Regarding specific theories or conceptual ways of thinking about clinical concerns, I draw from a wide array of psychological frameworks, including (but not limited to): Psychoanalytic and Psychodynamic therapies, Humanistic therapies, Cognitive-Behavioral Therapy, and Multicultural/Social Psychology approaches. However, I am cautious to brand myself as practicing a specific theory or set of techniques, since prescribing to a particular theory or set of techniques inadvertently precludes you and I from working in other ways – other ways that might be helpful to you specifically. Ergo, while I value the ways in which theory and research on how to do psychotherapy is informative to my practice, I regularly consider how I can tailor my way of working for each client.

 

HOW MUCH DO YOU CHARGE? HOW DOES INSURANCE WORK?

 

Fees are discussed privately with all patients. I currently accept all insurances as an out-of-network provider. This means that my clients pay me at the time of visit, and I complete the necessary paperwork for them to submit to their insurance company so they can be reimbursed.

 

WHERE IS YOUR OFFICE, AND HOW CAN I SET UP AN APPOINTMENT?

 

My practice is located at 185 Devonshire St. Suite 503, Boston, MA 02110. This office is conveniently located in the Financial District of downtown Boston. I am a very brief walk from the Park Street, Downtown Crossing, State Street, and Government Center T-stations, and there are many parking garages in the area as well.

 

You can arrange an appointment with me by calling my business line at 828-738-2128. If I am unable to attend to your call right away, please leave a message, and I will return your call within 24 business hours unless the outgoing message on my voicemail specifies otherwise.

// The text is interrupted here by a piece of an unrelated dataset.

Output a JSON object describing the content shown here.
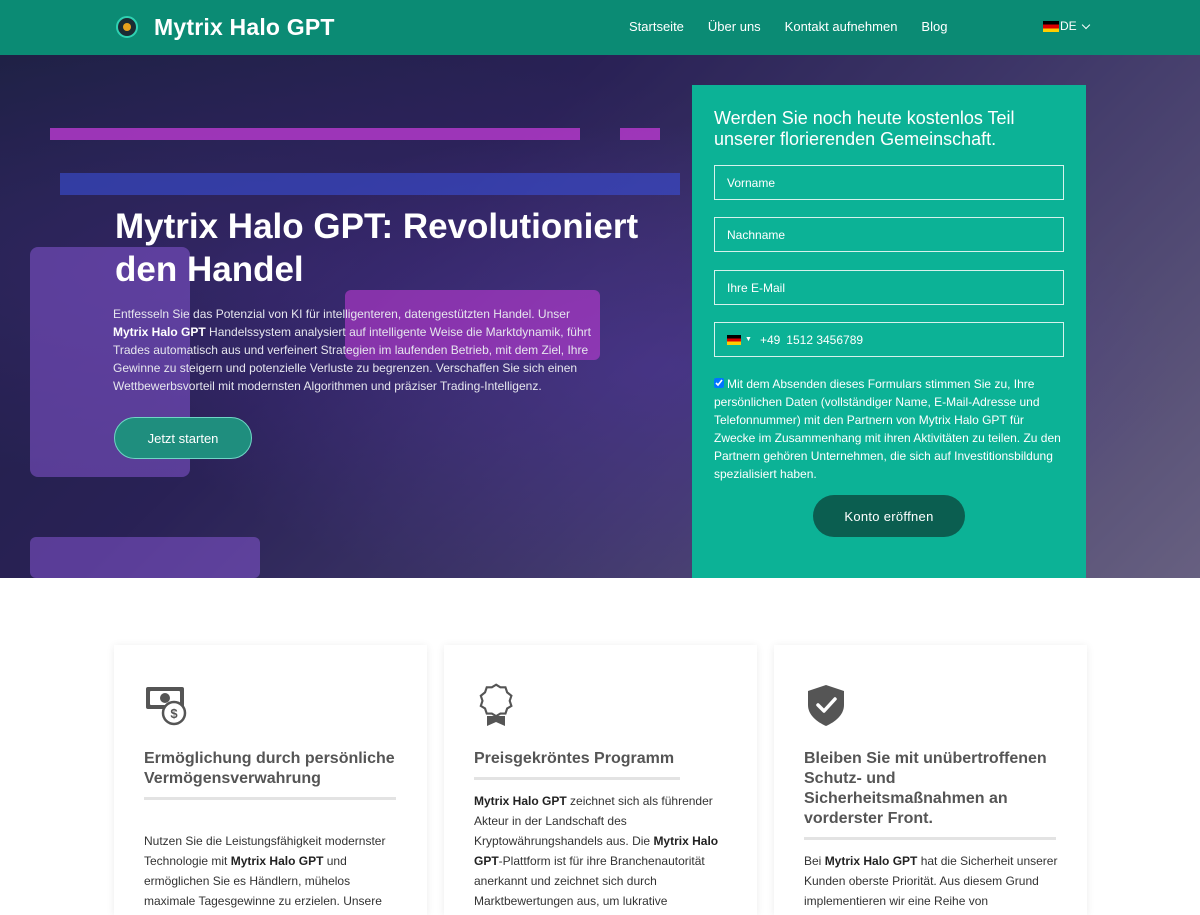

Please note that when I return your call, the number will be listed as private.